ReservationsAll campsite reservations must be made through Discover Camping. When reservations are not available all campsites function as first-come, first-served.
Campsite reservations are accepted and first-come, first-served sites are also available.
Location and MapsPlease note: Any maps listed are for information only – they may not represent legal boundaries and should not be used for navigation.
Maps and BrochuresAny maps listed are for information only – they may not represent legal boundaries and should not be used for navigation.
Nature and Culture
- In the campground, each of the campsite posts identifies a tree, shrub or flower growing adjacent to the post or near the campsite. Here is a Guide [PDF 15KB] explaining the plant names and additional comments.
- Wildlife: Wildlife in Elk Falls Park includes a variety of small mammals and birds. Great blue herons, killdeer, Glaucous-winged gulls, crows, Chestnut-backed chickadees, Golden-crowned kinglets and starlings are the most abundant resident bird species. Mammals include deer, bears and cougars, as well as shrews, squirrels, voles, raccoons, mink, river otters, muskrat and beaver. A beaver dam and pond are located west of the campground. Roosevelt elk also utilize portions of the park for winter range. Fish species include steelhead, cutthroat and Dolly Varden trout, three spine stickleback, fresh water Sculpin and chinook, chum, coho, pink and sockeye salmon.
Management PlanningManagement Planning Information

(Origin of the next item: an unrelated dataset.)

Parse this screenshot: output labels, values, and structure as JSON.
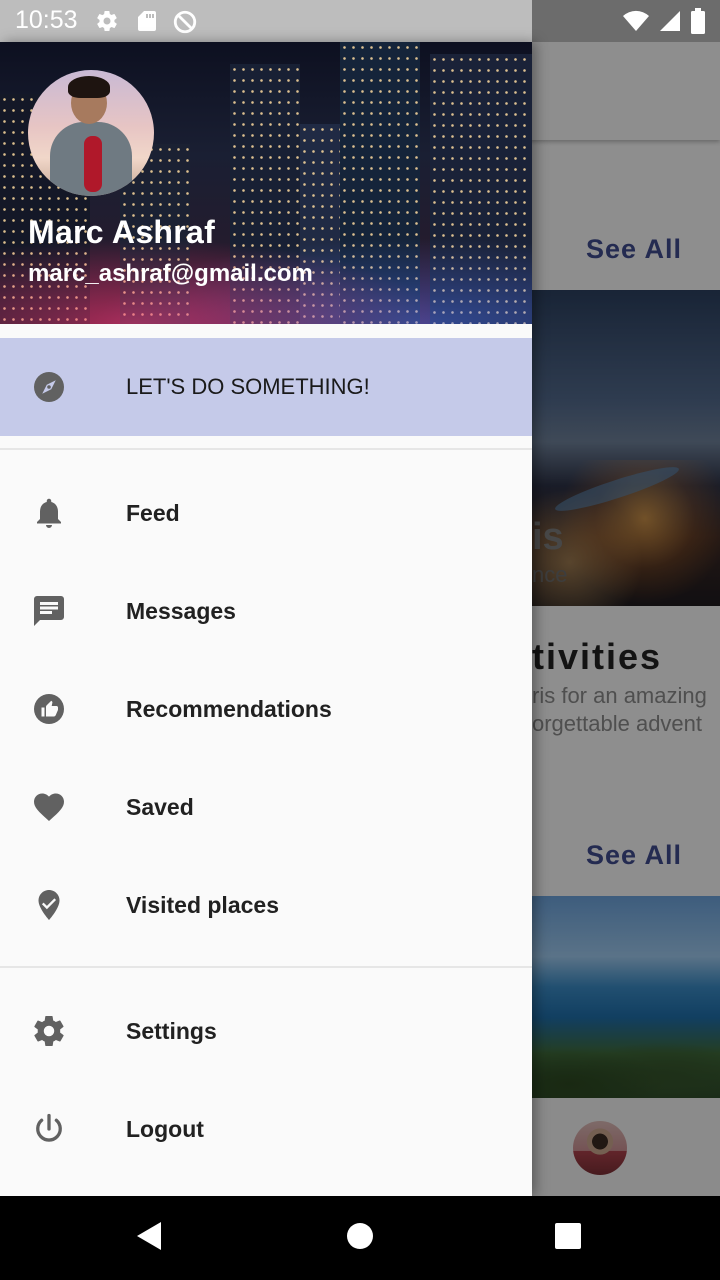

- The approved management plan [PDF 1.02MB] for Elk Falls Provincial Park is available in PDF format.
This is NOT the original management planning product. This document has been scanned from the original format of the plan. It may contain some formatting changes, however the content is consistent with the original.
Activities Available at this Park
In the day-use area there is a short trail to the magnificent old growth Douglas fir forest. Another system of trails will take you to Elk, Moose and Deer Falls, found along this portion of the Campbell River. Detailed trail maps are located at the day-use areas and in the campground.
For your own safety and the preservation of the park, obey posted signs and keep to designated trails. Shortcutting trails destroys plant life and soil structure.
Pets on Leash
Facilities Available at this Park
Pit or Flush Toilets
Vehicle Accessible Camping
Winter Vehicle Accessible Camping Fee: $11.00 per party / night